Which lines have the string "link"? Copy all of them from the entries below.

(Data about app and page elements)
-- -- --

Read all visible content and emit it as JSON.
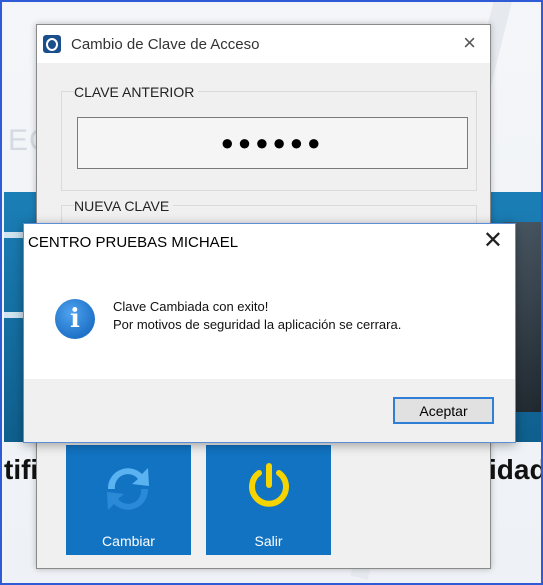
{
  "password_window": {
    "title": "Cambio de Clave de Acceso",
    "close_glyph": "×",
    "old_password_label": "CLAVE ANTERIOR",
    "old_password_value": "●●●●●●",
    "new_password_label": "NUEVA CLAVE",
    "tiles": [
      {
        "label": "Cambiar",
        "icon": "refresh-icon"
      },
      {
        "label": "Salir",
        "icon": "power-icon"
      }
    ]
  },
  "background": {
    "left_text": "tific",
    "right_text": "idad",
    "faint_text": "EC"
  },
  "message_box": {
    "title": "CENTRO PRUEBAS MICHAEL",
    "close_glyph": "✕",
    "icon": "info-icon",
    "icon_glyph": "i",
    "line1": "Clave Cambiada con exito!",
    "line2": "Por motivos de seguridad la aplicación se cerrara.",
    "ok_button": "Aceptar"
  },
  "colors": {
    "tile_blue": "#1273c2",
    "accent": "#2f7fd6",
    "power_yellow": "#f5d400"
  }
}
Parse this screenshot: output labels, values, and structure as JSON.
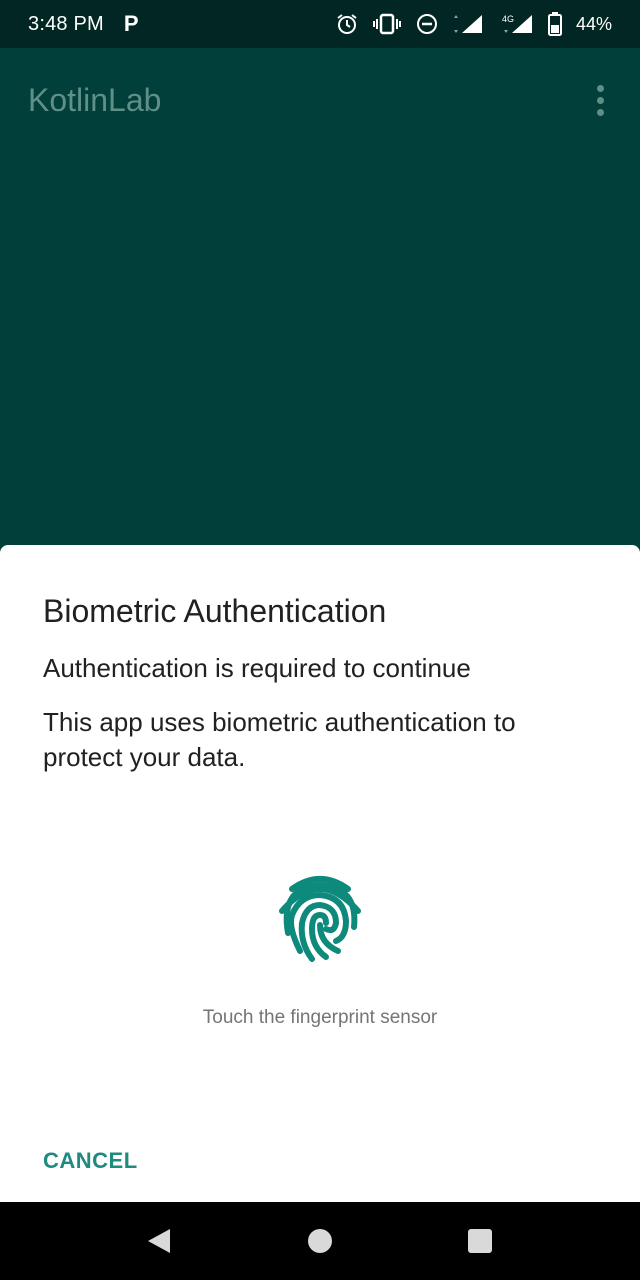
{
  "status_bar": {
    "time": "3:48 PM",
    "notification_icon": "P",
    "network": "4G",
    "battery": "44%"
  },
  "app_bar": {
    "title": "KotlinLab"
  },
  "dialog": {
    "title": "Biometric Authentication",
    "subtitle": "Authentication is required to continue",
    "description": "This app uses biometric authentication to protect your data.",
    "hint": "Touch the fingerprint sensor",
    "cancel_label": "CANCEL"
  },
  "colors": {
    "primary_dark": "#012623",
    "primary": "#003f3a",
    "accent": "#1f8a7f",
    "fingerprint": "#0e8a7c"
  },
  "icons": {
    "status": [
      "alarm-icon",
      "vibrate-icon",
      "do-not-disturb-icon",
      "wifi-signal-icon",
      "cell-signal-icon",
      "battery-icon"
    ],
    "app_bar": [
      "more-vert-icon"
    ],
    "dialog": [
      "fingerprint-icon"
    ],
    "nav": [
      "back-icon",
      "home-icon",
      "recents-icon"
    ]
  }
}
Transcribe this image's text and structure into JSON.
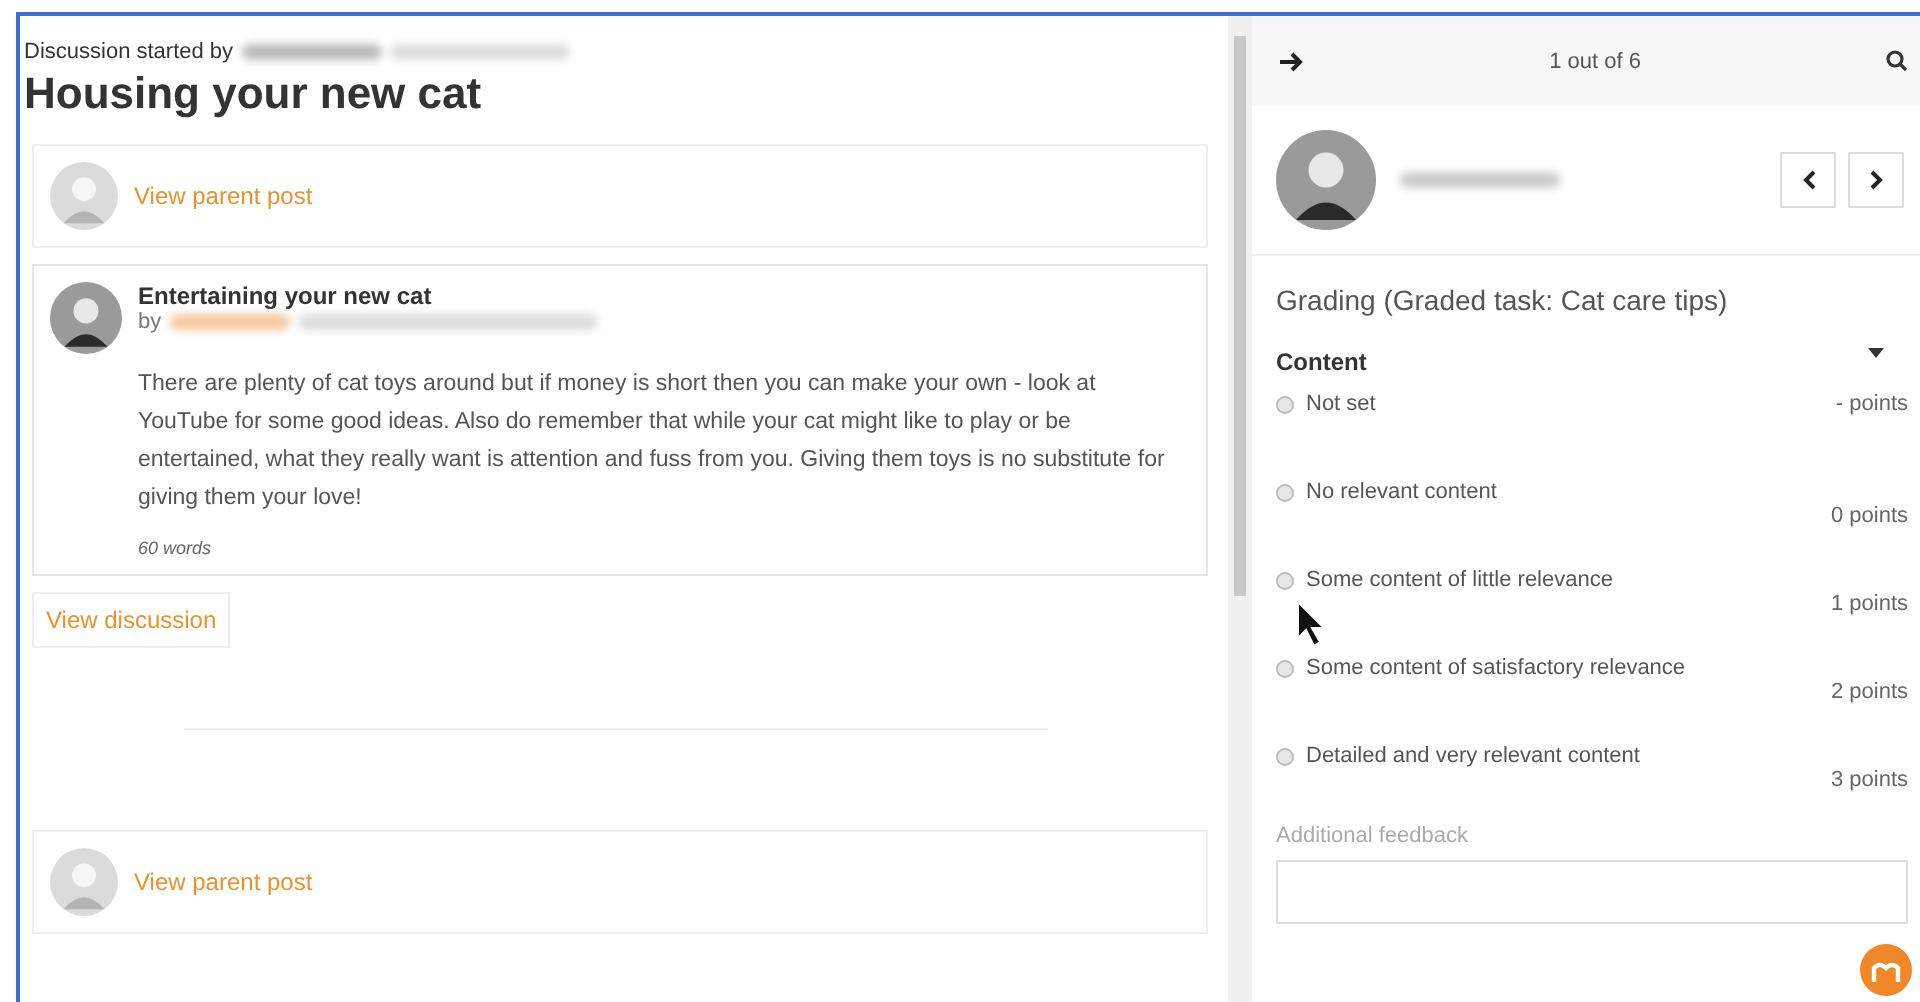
{
  "discussion": {
    "started_by": "Discussion started by",
    "title": "Housing your new cat"
  },
  "posts": [
    {
      "kind": "parent",
      "link": "View parent post"
    },
    {
      "kind": "post",
      "subject": "Entertaining your new cat",
      "by": "by",
      "body": "There are plenty of cat toys around but if  money is short then you can make your own - look at YouTube for some good ideas. Also do remember that while your cat might like to play or be entertained, what they really want is attention and fuss from you. Giving them toys is no substitute for giving them your love!",
      "word_count": "60 words"
    },
    {
      "kind": "discussion-link",
      "link": "View discussion"
    },
    {
      "kind": "divider"
    },
    {
      "kind": "parent",
      "link": "View parent post"
    }
  ],
  "grader": {
    "counter": "1 out of 6",
    "heading": "Grading (Graded task: Cat care tips)",
    "criterion": "Content",
    "options": [
      {
        "label": "Not set",
        "points": "- points",
        "selected": false
      },
      {
        "label": "No relevant content",
        "points": "0 points",
        "selected": false
      },
      {
        "label": "Some content of little relevance",
        "points": "1 points",
        "selected": false
      },
      {
        "label": "Some content of satisfactory relevance",
        "points": "2 points",
        "selected": false
      },
      {
        "label": "Detailed and very relevant content",
        "points": "3 points",
        "selected": false
      }
    ],
    "feedback_label": "Additional feedback"
  }
}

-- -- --

• WORKED SOLUTION:
      "link": "View parent post"
      "kind": "discussion-link",
      "link": "View discussion"
      "link": "View parent post"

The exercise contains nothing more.